As we glance down the debit side of the day’s ledger, we should carefully examine our motives in each thought or act that appears to be wrong. In most cases our motives won’t be hard to see and understand. When prideful, angry, jealous, anxious, or fearful, we acted accordingly, and that was that. Here we need only recognize that we did act or think badly, try to visualize how we might have done better, and resolve with God’s help to carry these lessons over into tomorrow, make, of course, any amends still neglected.
I had another angry morning at work, and this happens way too often. I absolutely knew in the beginning, middle and at the end of it that I was angry, that I was wrong to be angry, and that I needed to get over my anger. I didn’t express it, because to do so would be to “let them see me sweat.”

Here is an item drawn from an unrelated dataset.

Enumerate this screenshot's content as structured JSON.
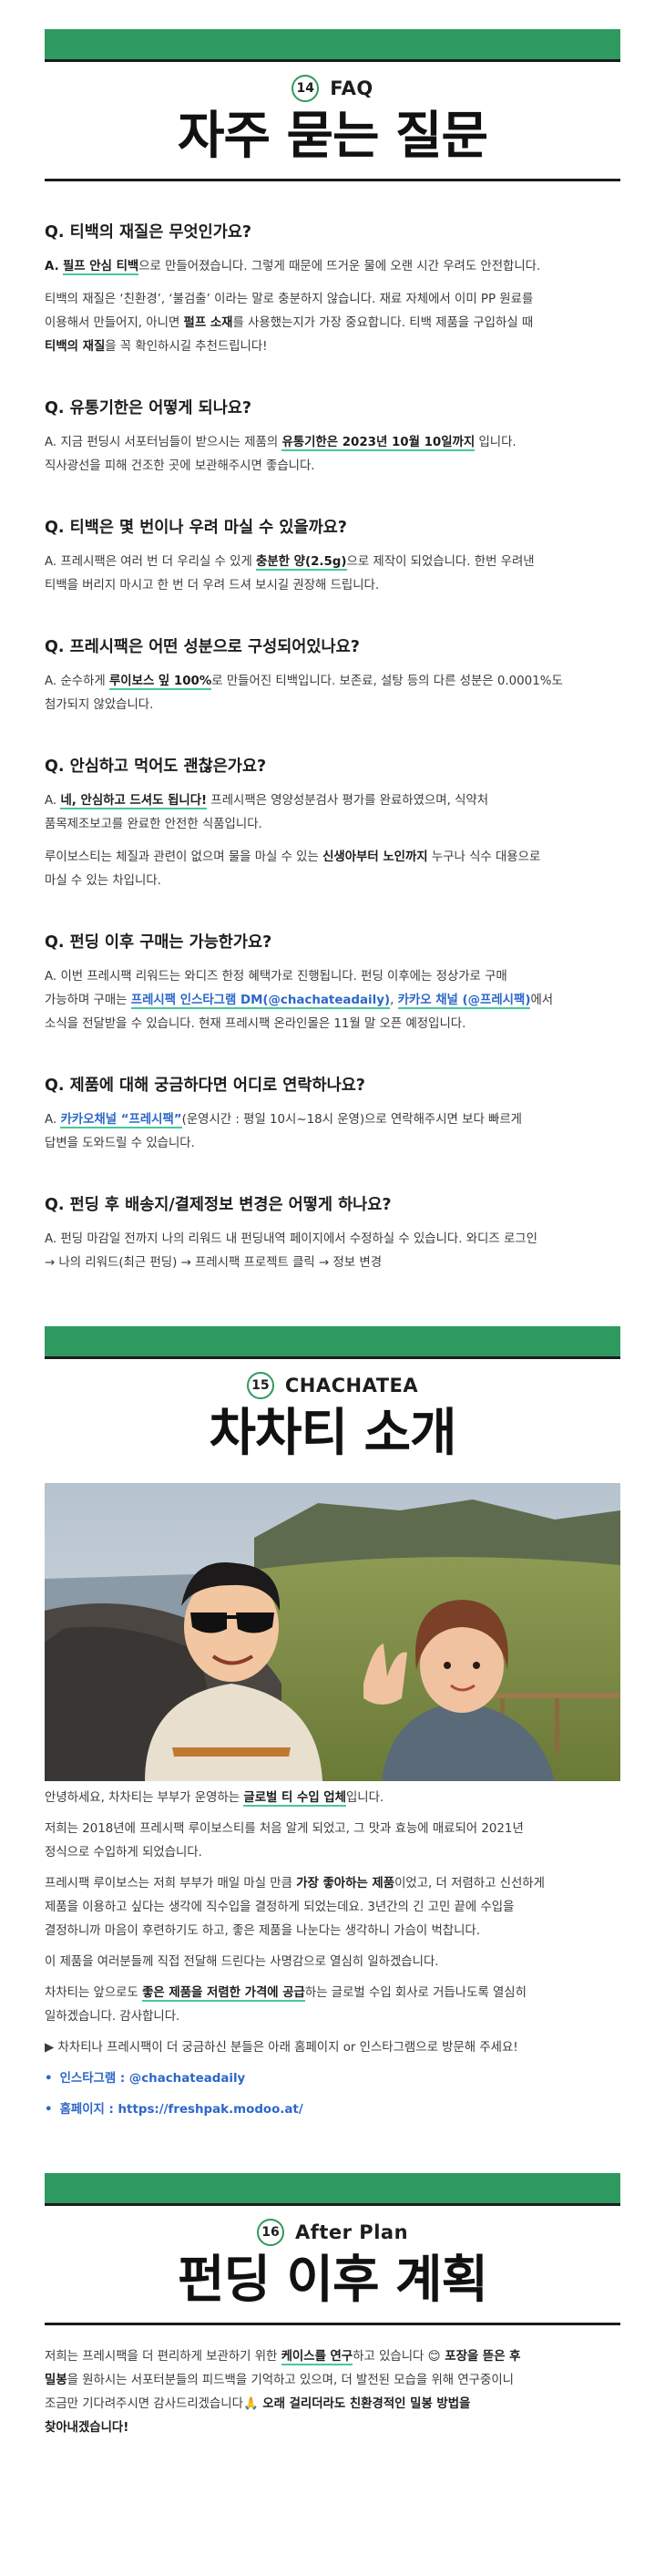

My motive in that situation is often that my power and control is questioned or threatened. Should I be the director? Well, yes, that is my job. I am supposed to direct. My direction is pretty well guaranteed to make at least one person, probably more, unhappy every single day that I do it. I take that unhappiness too hard. I know that I deal with the hassle, the job and the unhappiness because it is for the greater good.
I really don’t do a daily inventory, formal or informal, I more try to define it in the moment. Either way, considering “each thought or act that appears to be wrong” seems like an impossibly tall order.

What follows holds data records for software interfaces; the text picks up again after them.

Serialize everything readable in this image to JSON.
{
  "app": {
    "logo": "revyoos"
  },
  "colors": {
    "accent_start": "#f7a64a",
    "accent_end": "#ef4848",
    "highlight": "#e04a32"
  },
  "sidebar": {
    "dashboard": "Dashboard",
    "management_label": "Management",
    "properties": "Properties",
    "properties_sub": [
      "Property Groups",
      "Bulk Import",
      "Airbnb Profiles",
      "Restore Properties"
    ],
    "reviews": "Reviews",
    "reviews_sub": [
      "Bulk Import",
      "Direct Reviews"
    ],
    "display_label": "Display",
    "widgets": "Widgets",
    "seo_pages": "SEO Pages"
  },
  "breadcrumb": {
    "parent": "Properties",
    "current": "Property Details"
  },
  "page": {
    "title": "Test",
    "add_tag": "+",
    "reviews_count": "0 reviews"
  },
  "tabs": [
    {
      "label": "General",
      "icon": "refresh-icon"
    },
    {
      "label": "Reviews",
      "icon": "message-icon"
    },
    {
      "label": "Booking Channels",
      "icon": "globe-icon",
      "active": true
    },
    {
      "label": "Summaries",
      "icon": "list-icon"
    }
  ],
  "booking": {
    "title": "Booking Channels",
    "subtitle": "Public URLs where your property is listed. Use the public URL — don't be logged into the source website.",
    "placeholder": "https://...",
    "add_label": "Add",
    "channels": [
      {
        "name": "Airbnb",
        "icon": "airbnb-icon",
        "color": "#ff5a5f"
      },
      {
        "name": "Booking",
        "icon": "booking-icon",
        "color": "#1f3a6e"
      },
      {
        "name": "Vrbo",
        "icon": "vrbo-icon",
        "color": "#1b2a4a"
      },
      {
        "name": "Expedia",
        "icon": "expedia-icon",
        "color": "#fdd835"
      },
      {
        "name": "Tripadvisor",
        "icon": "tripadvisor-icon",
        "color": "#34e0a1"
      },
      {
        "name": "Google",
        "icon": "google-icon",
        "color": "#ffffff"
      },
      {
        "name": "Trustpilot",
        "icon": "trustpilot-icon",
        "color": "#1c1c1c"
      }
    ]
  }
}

Trying to visualize how I might have done better is also difficult. I try to call to mind someone who did my job or my type of job very well, and I wonder how that person would have reacted to what I’m going through. The person I’m left thinking about was really only my second supervisor in the string of six, and although she did most things very very well, there were employees who didn’t like her either, and who reacted badly to her direction each and every day.